▶ [Problem details]: Go over the data and copy out each line with "excerpt" in it.

:: Material for this task ::

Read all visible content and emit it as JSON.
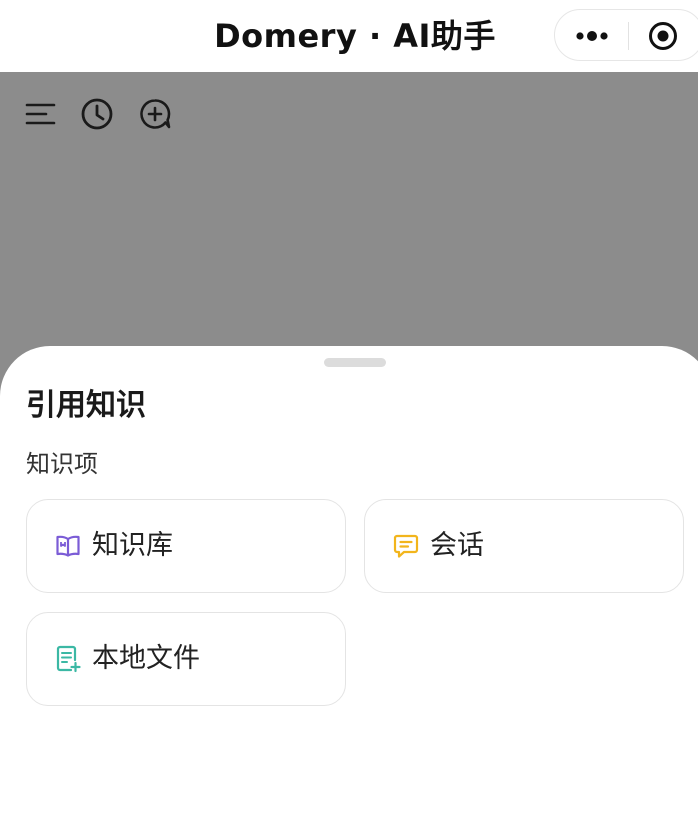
{
  "app": {
    "title": "Domery · AI助手"
  },
  "capsule": {
    "more_icon": "more-dots-icon",
    "close_icon": "target-close-icon"
  },
  "toolbar": {
    "items": [
      {
        "icon": "menu-icon"
      },
      {
        "icon": "history-clock-icon"
      },
      {
        "icon": "new-chat-icon"
      }
    ]
  },
  "sheet": {
    "title": "引用知识",
    "section_label": "知识项",
    "options": [
      {
        "label": "知识库",
        "icon": "book-icon",
        "color": "#7b5cd6"
      },
      {
        "label": "会话",
        "icon": "chat-bubble-icon",
        "color": "#f2b51c"
      },
      {
        "label": "本地文件",
        "icon": "file-add-icon",
        "color": "#3bb8a4"
      }
    ]
  },
  "colors": {
    "overlay": "#8c8c8c",
    "sheet_background": "#ffffff",
    "text_primary": "#1a1a1a"
  }
}
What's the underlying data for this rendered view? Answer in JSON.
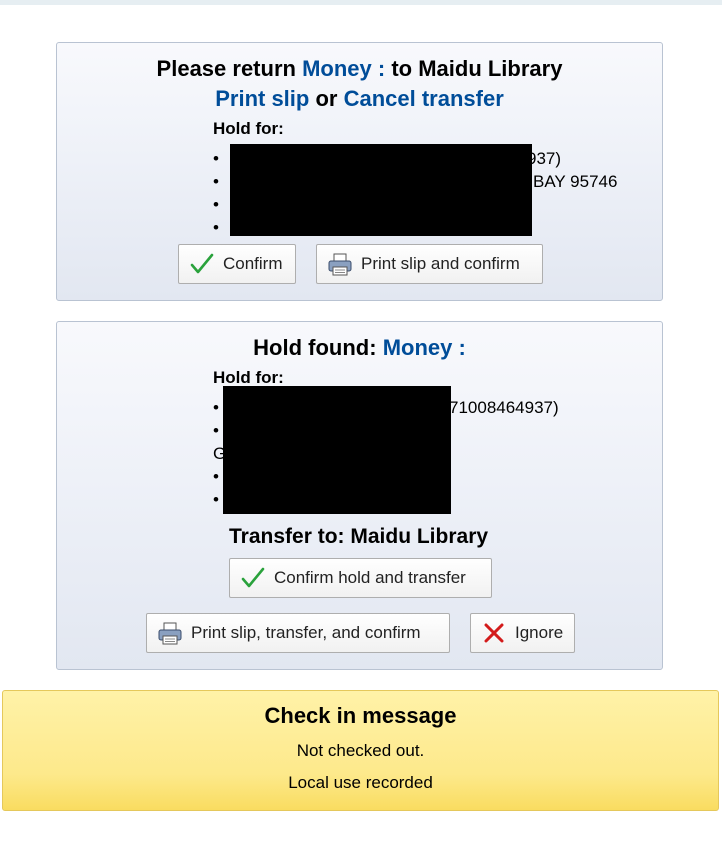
{
  "panel1": {
    "title_prefix": "Please return",
    "item_title": "Money :",
    "title_suffix": "to Maidu Library",
    "print_slip_label": "Print slip",
    "or_text": "or",
    "cancel_transfer_label": "Cancel transfer",
    "hold_for_label": "Hold for:",
    "hold_lines": [
      "937)",
      "BAY 95746",
      "",
      ""
    ],
    "confirm_label": "Confirm",
    "print_confirm_label": "Print slip and confirm"
  },
  "panel2": {
    "title_prefix": "Hold found:",
    "item_title": "Money :",
    "hold_for_label": "Hold for:",
    "hold_lines": [
      "71008464937)",
      "",
      "",
      ""
    ],
    "wrapped_fragment": "G",
    "transfer_to_label": "Transfer to: Maidu Library",
    "confirm_hold_transfer_label": "Confirm hold and transfer",
    "print_transfer_confirm_label": "Print slip, transfer, and confirm",
    "ignore_label": "Ignore"
  },
  "message": {
    "title": "Check in message",
    "lines": [
      "Not checked out.",
      "Local use recorded"
    ]
  },
  "colors": {
    "link": "#004d99",
    "check_icon": "#2aa23c",
    "ignore_icon": "#d31b1b",
    "message_bg": "#fde98b"
  },
  "icons": {
    "confirm": "check-icon",
    "print": "printer-icon",
    "ignore": "x-icon"
  }
}
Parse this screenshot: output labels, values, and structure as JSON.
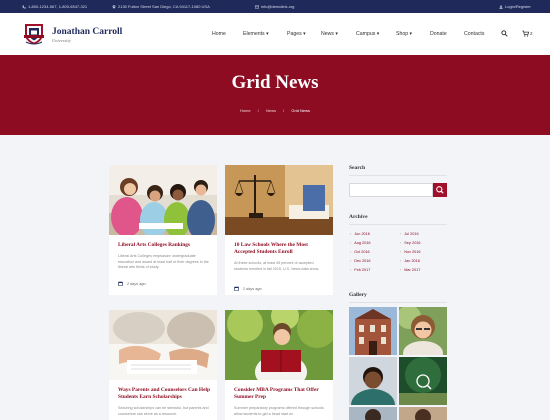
{
  "topbar": {
    "phone": "1-800-1234-567, 1-800-6547-321",
    "address": "2130 Fulton Street San Diego, CA 94117-1080 USA",
    "email": "info@demolink.org",
    "login": "Login/Register"
  },
  "header": {
    "brand_name": "Jonathan Carroll",
    "brand_sub": "University",
    "nav": [
      "Home",
      "Elements ▾",
      "Pages ▾",
      "News ▾",
      "Campus ▾",
      "Shop ▾",
      "Donate",
      "Contacts"
    ],
    "cart_count": "2"
  },
  "hero": {
    "title": "Grid News",
    "breadcrumb": [
      "Home",
      "News",
      "Grid News"
    ],
    "separator": "/"
  },
  "posts": [
    {
      "title": "Liberal Arts Colleges Rankings",
      "excerpt": "Liberal Arts Colleges emphasize undergraduate education and award at least half of their degrees in the liberal arts fields of study.",
      "date": "2 days ago"
    },
    {
      "title": "10 Law Schools Where the Most Accepted Students Enroll",
      "excerpt": "At these schools, at least 45 percent of accepted students enrolled in fall 2015, U.S. News data show.",
      "date": "2 days ago"
    },
    {
      "title": "Ways Parents and Counselors Can Help Students Earn Scholarships",
      "excerpt": "Securing scholarships can be stressful, but parents and counselors can serve as a resource.",
      "date": ""
    },
    {
      "title": "Consider MBA Programs That Offer Summer Prep",
      "excerpt": "Summer preparatory programs offered through schools allow students to get a head start on",
      "date": ""
    }
  ],
  "sidebar": {
    "search_heading": "Search",
    "archive_heading": "Archive",
    "archive_left": [
      "Jun 2016",
      "Aug 2016",
      "Oct 2016",
      "Dec 2016",
      "Feb 2017"
    ],
    "archive_right": [
      "Jul 2016",
      "Sep 2016",
      "Nov 2016",
      "Jan 2016",
      "Mar 2017"
    ],
    "gallery_heading": "Gallery"
  },
  "colors": {
    "navy": "#1f2a5b",
    "crimson": "#8d0c22",
    "background": "#f3f4f8"
  }
}
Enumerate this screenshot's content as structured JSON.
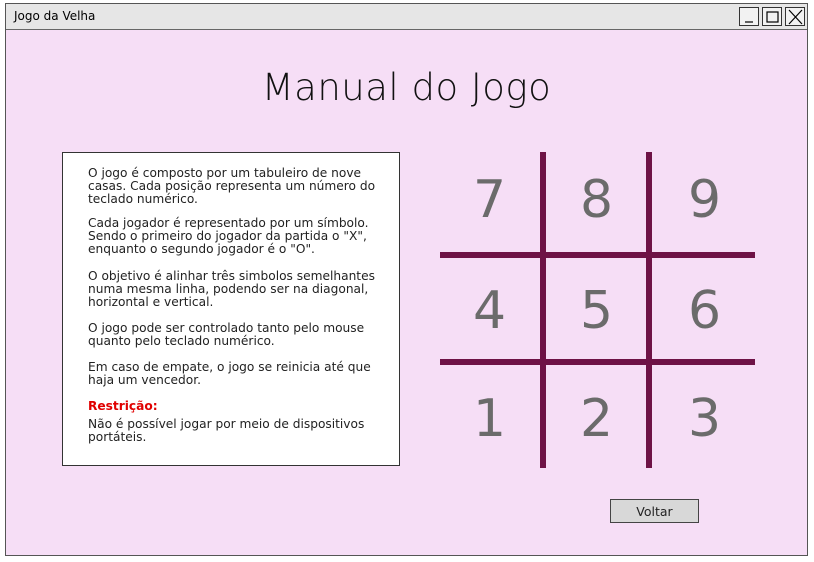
{
  "window": {
    "title": "Jogo da Velha"
  },
  "page": {
    "heading": "Manual do Jogo",
    "back_button": "Voltar"
  },
  "manual": {
    "p1": "O jogo é composto por um tabuleiro de nove casas. Cada posição representa um número do teclado numérico.",
    "p2": "Cada jogador é representado por um símbolo. Sendo o primeiro do jogador da partida o \"X\", enquanto o segundo jogador é o \"O\".",
    "p3": "O objetivo é alinhar três simbolos semelhantes numa mesma linha, podendo ser na diagonal, horizontal e vertical.",
    "p4": "O jogo pode ser controlado tanto pelo mouse quanto pelo teclado numérico.",
    "p5": "Em caso de empate, o jogo se reinicia até que haja um vencedor.",
    "restriction_label": "Restrição:",
    "restriction_text": "Não é possível jogar por meio de dispositivos portáteis."
  },
  "board": {
    "cells": [
      "7",
      "8",
      "9",
      "4",
      "5",
      "6",
      "1",
      "2",
      "3"
    ],
    "line_color": "#6e1246",
    "number_color": "#6b6b6b"
  },
  "colors": {
    "background": "#f6def6"
  }
}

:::

▶ [Task result]:
      "excerpt": "Liberal Arts Colleges emphasize undergraduate education and award at least half of their degrees in the liberal arts fields of study.",
      "excerpt": "At these schools, at least 45 percent of accepted students enrolled in fall 2015, U.S. News data show.",
      "excerpt": "Securing scholarships can be stressful, but parents and counselors can serve as a resource.",
      "excerpt": "Summer preparatory programs offered through schools allow students to get a head start on",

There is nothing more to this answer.